North Dakota voters will soon be asked to decide the fate of Initiated Measure No. 2, a measure that has left both proponents and opponents emotionally drained.
The measure, if it receives a majority of yes votes, will shut down "high fence hunting" in North Dakota.
Those opposed to the measure say the real issue is property rights, that landowners should be allowed to operate a private business on private property. Those in favor of the measure say that shooting of captive animals should not be allowed, citing the rules of Fair Chase and concerns about the future of hunting.
"It is about commercialization of wildlife. Now they put elk or deer inside a fence and call it domestic livestock and allow hunting," said Roger Kaseman, Bismarck, the man behind the push to get the measure on the ballot.
North Dakota currently has 12 fenced hunting ranches. If the measure passes, as did a similar measure in Montana in 2000, those hunting ranches would be required to cease hunting operations for "captive game animals."
Ernest Mau of Tolley operates the Silver Wing Ranch where those wishing to shoot an elk or buffalo pay a fee based on the size of the animal.
Initiated Statutory Measure No. 2
SECTION 1. A new section to chapter 36-01 of the North Dakota Century Code is created and enacted as follows:
Fee killing of certain captive game animals prohibited Penalty Exception. A person is guilty of a class A misdemeanor if the person obtains fees or other remuneration from another person for the killing or attempted killing of privately-owned big game species or exotic mammals confined in or released from any man-made enclosure designed to prevent escape. This section does not apply to the actions of a
government employee or agent to control an animal population, to prevent or control diseases, or when government action is otherwise required or authorized by law.
SECTION 2. EFFECTIVE DATE. This Act becomes effective on November 1, 2012.
YES Means you approve the measure as stated above.
NO Means you reject the measure as stated above.
"If that measure passes, it's damn sure a violation of property rights," said Mau. "I don't think we're doing anything wrong. The group behind this was saying anything to get a signature is what it amounts to. I'm sick and tired of it."
Kaseman was born in North Dakota and raised in California. He returned to North Dakota about three years ago. Kaseman's motive for placing Measure No. 2 on the ballot has long been questioned by the opposition, including speculation that animal rights groups have been actively involved.
"Those are stories and rumors. Yes, the money is there for the asking but our group voted 100 percent in favor of not taking any money from the Humane Society of the United States. They stepped up and offered but we haven't had anything to do with them at all," said Kaseman.
"He was dropped in our lap from California. Boy, wasn't that convenient.
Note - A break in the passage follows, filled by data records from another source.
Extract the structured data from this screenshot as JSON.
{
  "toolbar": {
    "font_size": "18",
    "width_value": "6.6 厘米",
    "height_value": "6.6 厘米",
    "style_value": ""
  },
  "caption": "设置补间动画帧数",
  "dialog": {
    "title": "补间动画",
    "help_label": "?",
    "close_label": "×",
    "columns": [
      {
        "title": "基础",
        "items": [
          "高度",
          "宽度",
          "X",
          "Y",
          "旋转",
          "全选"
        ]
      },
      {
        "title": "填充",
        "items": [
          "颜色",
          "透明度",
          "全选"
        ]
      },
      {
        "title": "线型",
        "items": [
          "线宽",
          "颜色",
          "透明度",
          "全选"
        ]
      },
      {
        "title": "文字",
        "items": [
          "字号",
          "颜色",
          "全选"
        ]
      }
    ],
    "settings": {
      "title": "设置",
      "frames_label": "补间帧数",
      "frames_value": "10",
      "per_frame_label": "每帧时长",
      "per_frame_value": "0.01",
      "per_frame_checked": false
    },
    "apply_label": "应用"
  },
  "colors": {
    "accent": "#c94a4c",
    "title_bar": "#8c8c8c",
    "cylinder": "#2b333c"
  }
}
You talk about a man with an agenda," says Shawn Schafer, Turtle Lake, president of the North Dakota Deer Ranchers.
Schafer is a well-known breeder of white-tailed deer. Fee hunting is not part of his operation. While the number of deer breeders in the state remains small, there are 80 elk ranching operations in North Dakota. Most of the elk are raised for slaughter but some are grown for sale to ranches that charge a fee to shoot elk.
"These elk and deer are privately owned. It's not a public resource. It doesn't effect public hunting a bit. It's all private land and privately owned animals," said Schafer. "We're talking about people's livelihoods."
Prices for harvesting a trophy elk can range up to $10,000 or more, depending on the measurement of the antlers.
"It's not available to everybody, only to those with fat bank accounts," said Kaseman.
Kaseman labeled the measure the "Fair Chase Initiative" and refers to enclosed hunting operations as "shooting galleries," inflamatory phrases that cut into people's emotions on both sides of the issue.
"This is one thing that'll fire people up," said Kaseman. "It'll get their motors running on both sides. It will ruin hunting by privatizing it. If we don't win this, it'll be too bad for the future of hunting."
If it passes, Measure No. 2 would be added to Chapter 36 of the N.D. Century Code which deals with livestock. Opponents say any proposed measure should have been destined for Chapter 20 which deals with Game and Fish laws, including big game animals. Even the wording of the measure, say opponents, leaves too much room for interpretation.
"There's some tricky language in there for a reason," says Schafer. "It just smells bad. It's crazy. It is an intrusion of property rights and just a stepping stone of more to come. I encourage everybody to vote no."